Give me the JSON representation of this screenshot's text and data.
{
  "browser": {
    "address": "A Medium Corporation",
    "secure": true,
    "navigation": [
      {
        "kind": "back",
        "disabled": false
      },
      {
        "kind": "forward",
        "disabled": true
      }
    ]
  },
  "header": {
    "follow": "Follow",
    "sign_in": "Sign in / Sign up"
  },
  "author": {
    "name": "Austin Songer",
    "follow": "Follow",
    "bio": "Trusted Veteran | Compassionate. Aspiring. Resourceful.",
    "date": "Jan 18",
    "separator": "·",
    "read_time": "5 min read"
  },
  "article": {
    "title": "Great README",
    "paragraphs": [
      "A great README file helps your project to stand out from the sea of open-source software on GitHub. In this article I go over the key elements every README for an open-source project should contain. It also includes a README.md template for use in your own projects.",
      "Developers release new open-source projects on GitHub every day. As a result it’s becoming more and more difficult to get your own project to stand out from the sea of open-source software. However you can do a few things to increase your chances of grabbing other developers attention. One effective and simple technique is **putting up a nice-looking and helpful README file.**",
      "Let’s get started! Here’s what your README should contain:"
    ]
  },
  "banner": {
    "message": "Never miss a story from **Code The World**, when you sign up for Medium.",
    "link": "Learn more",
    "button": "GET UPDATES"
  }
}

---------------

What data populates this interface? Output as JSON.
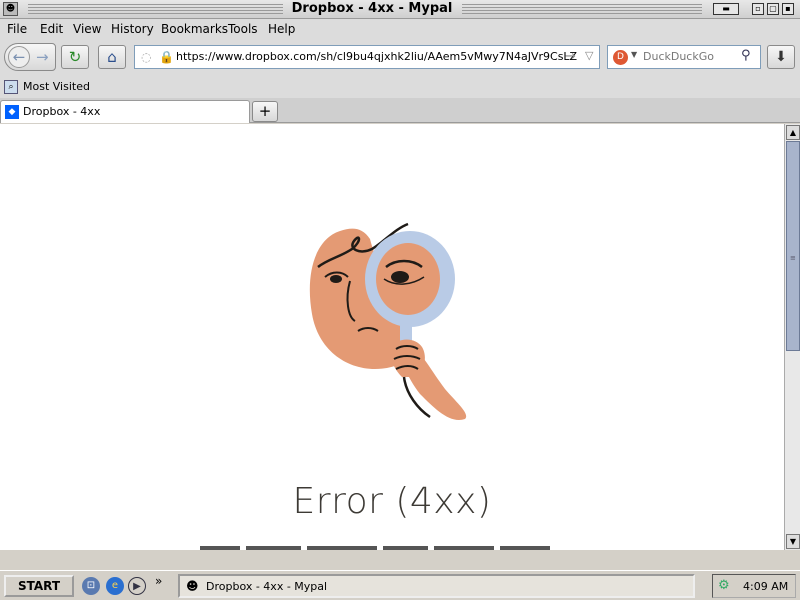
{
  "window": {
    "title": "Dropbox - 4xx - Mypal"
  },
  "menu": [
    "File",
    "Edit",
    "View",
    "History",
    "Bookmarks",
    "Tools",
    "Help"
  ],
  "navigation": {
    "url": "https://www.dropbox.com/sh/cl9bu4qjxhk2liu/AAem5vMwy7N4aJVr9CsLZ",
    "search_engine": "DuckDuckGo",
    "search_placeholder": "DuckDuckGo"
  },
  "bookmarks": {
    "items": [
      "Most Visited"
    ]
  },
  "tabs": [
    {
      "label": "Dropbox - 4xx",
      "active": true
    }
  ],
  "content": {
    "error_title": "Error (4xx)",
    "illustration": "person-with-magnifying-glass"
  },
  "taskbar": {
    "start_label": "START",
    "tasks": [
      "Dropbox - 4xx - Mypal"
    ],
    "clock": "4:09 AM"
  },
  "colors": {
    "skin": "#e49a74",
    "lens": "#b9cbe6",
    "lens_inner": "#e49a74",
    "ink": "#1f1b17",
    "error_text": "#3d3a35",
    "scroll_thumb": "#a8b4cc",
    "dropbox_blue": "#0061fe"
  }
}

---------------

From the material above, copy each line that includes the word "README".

● **YOUR SOLUTION**:
    "title": "Great README",
      "A great README file helps your project to stand out from the sea of open-source software on GitHub. In this article I go over the key elements every README for an open-source project should contain. It also includes a README.md template for use in your own projects.",
      "Developers release new open-source projects on GitHub every day. As a result it’s becoming more and more difficult to get your own project to stand out from the sea of open-source software. However you can do a few things to increase your chances of grabbing other developers attention. One effective and simple technique is **putting up a nice-looking and helpful README file.**",
      "Let’s get started! Here’s what your README should contain:"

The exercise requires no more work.